Hertfordshire, UK - James Rylands describes the mahogany portable water closet or campaign karzi brought to Salvo Fair 2011 by Norman Cockroft of Alscot Bathroom Company as a taster for the Alscot clearance auction sale held by Wellers later.
The blue and white transfer-printed porcelain bowl was made by Twyfords, and was highly unusual in still having its counterweighted blue and white enamelled trap, together with the mahogany cabinet, brassware pump cistern and bucket which, as Mr. Rylands eloquently pointed out, the military owner's manservant would readily have emptied.
Norman Cockroft reckons the piece was made in the 1840s, and judging by its condition was probably never used on a campaign, but more likely as a portable convenience in a stately home.

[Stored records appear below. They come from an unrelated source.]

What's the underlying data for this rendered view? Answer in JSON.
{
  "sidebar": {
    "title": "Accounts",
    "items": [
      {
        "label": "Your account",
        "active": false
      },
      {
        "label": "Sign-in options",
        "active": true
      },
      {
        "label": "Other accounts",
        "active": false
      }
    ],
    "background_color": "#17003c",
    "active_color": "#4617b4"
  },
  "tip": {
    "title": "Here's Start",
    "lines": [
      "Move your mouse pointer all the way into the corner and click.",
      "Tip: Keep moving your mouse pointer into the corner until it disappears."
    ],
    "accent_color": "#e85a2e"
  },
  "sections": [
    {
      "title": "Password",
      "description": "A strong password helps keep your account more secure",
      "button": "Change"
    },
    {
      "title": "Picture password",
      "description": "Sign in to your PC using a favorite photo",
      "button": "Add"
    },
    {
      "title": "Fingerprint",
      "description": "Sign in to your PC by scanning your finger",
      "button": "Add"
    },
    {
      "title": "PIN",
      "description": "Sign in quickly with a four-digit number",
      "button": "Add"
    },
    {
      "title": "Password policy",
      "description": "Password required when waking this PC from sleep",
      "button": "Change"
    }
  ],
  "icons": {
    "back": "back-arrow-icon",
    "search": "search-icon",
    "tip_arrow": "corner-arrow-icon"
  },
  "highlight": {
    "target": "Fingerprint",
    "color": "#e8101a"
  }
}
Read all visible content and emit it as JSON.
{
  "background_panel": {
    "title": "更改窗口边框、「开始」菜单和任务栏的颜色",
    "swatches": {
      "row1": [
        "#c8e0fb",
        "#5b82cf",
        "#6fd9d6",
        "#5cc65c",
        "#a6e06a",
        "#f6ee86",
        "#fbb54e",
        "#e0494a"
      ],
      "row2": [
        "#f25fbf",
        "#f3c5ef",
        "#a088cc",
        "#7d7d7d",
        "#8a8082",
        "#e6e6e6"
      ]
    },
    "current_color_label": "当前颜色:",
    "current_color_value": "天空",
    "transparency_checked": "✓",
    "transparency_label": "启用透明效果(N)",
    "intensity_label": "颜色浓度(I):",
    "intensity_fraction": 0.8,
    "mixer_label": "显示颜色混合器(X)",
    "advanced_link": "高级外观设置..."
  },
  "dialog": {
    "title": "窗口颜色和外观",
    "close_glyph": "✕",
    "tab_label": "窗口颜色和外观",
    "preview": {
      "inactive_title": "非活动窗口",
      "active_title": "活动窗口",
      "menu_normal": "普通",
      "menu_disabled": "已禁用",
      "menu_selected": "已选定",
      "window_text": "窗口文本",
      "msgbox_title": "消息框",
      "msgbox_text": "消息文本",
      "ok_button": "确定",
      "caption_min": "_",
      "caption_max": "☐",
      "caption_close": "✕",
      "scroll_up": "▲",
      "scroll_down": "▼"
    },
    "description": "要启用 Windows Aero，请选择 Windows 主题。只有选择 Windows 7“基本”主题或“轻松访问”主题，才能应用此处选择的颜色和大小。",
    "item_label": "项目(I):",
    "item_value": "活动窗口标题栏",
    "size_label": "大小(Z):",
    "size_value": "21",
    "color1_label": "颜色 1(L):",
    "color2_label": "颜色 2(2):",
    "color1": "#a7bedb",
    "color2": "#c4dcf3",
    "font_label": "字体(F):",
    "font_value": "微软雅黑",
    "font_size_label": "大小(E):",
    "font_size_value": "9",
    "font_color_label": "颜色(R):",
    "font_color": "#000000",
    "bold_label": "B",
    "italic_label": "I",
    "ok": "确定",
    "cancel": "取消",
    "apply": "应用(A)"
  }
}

The closet, estimated at £1,500 at the auction, did not sell. Although other portable water closets of this type normally sell around £500, Alscot is looking for £1,800 plus vat for this one because, as Norman said, of its superb museum-quality condition.
The earliest reference to a 'portable water closet' was in 1783 in the Bath Gazette, and the most active period of patents for portable water closets was the period from 1860 to 1880.
Alscot Bathroom Company
Meynell Valves Ltd: Claims that its (very similar) portable water closet predates Thomas Crapper
Story Type: Fair Report
Date Modified: January 05, 2012, 04:48 PM